All this is to say that I have a feeling of living in the shadow of a terrible future, like being on the Titanic, listening to the idle, pointless chatter of the passengers, while knowing fully we’re going to sink eventually... Mitterrand the scumbag had his own vision of thing... saying once "après moi, le déluge", and in another occasion "nous sommes en train de faire la fête dans un avion qui va s'écraser"...
You might also wish to check this out.That the centralization of all matters in life from Napoleon’s administration and curriculum to today’s aggressive socialism points very clearly to a kind of obsessive search for a means to either develop those tools, or to never need them. An effort which hopes to find a way out of the gambles taken on the leader (as a providential figure) and risking totalitarianism, or the creation of a model as a cult or fetish at the very least.
That's funny, the idea of a "providential man (or woman, as with Joan of Arc)" is very, very French; as noted by a liberal French economist and historian, Jacques Marseilles, France is the country of civil wars; its society lacks the civil tools of the Anglo-Saxon societies, and reform itself only through convulsive spasm, with "providential men" emerging to lead us away from turmoil.

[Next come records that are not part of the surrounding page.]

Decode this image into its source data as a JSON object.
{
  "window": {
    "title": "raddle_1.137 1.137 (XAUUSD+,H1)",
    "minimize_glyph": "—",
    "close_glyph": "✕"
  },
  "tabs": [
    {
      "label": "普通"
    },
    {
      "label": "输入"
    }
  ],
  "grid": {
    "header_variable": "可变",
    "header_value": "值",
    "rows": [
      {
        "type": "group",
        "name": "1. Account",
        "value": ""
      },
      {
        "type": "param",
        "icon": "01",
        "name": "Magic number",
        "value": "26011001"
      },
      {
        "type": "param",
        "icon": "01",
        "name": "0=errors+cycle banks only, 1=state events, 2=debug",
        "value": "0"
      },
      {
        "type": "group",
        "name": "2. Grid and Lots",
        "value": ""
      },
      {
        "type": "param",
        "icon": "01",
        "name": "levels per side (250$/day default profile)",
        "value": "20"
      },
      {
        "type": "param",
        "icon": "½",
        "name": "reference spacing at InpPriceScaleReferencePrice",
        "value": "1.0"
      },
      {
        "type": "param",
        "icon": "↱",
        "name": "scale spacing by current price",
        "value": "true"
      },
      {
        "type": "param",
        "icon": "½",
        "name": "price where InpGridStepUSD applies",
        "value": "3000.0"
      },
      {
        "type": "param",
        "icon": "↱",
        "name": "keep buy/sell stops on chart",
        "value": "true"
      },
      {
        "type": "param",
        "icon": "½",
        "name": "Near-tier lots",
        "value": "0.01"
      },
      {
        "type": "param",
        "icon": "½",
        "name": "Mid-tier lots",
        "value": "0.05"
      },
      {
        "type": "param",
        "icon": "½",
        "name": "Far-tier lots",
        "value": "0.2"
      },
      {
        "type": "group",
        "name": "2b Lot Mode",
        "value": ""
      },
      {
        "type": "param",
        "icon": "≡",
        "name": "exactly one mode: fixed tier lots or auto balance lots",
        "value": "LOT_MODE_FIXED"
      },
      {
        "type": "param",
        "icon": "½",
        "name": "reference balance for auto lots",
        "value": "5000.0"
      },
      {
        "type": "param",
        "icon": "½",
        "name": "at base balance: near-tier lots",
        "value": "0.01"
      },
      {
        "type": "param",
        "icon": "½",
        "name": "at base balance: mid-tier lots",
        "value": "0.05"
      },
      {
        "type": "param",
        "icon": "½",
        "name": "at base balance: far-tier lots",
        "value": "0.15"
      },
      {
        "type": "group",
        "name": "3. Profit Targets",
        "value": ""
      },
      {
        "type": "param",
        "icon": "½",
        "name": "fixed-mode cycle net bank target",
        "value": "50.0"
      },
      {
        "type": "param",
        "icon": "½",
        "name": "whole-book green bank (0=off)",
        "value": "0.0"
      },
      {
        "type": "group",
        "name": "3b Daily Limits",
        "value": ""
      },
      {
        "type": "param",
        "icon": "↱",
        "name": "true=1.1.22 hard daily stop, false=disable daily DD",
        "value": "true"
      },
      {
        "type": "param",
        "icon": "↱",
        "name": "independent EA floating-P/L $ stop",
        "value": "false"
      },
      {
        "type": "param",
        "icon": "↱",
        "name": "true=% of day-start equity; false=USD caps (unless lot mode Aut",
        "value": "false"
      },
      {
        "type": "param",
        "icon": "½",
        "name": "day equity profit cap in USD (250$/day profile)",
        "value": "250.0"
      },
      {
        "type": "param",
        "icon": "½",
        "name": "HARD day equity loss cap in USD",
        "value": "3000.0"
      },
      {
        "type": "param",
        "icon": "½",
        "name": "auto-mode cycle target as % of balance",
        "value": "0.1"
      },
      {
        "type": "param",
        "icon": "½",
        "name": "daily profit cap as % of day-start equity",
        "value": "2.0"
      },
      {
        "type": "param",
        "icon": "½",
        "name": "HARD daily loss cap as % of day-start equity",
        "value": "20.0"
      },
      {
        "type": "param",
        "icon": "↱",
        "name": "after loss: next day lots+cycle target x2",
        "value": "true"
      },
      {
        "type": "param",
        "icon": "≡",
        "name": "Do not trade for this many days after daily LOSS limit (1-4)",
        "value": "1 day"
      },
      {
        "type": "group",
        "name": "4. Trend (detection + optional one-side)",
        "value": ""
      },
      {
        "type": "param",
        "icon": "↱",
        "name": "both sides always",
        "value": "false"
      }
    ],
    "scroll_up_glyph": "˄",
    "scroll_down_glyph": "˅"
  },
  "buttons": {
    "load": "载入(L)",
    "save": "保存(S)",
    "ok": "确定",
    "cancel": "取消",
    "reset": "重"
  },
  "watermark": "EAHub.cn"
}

Since the revolution, it is a society marked by a quasi-permanent rift between the "left" and the "right", and a huge instability (let me see: 5 republics, 2 empires, one triumvirat, 1 occupation gvt, 2 monarchies, I think that's all).
- Thank you, gentle reader.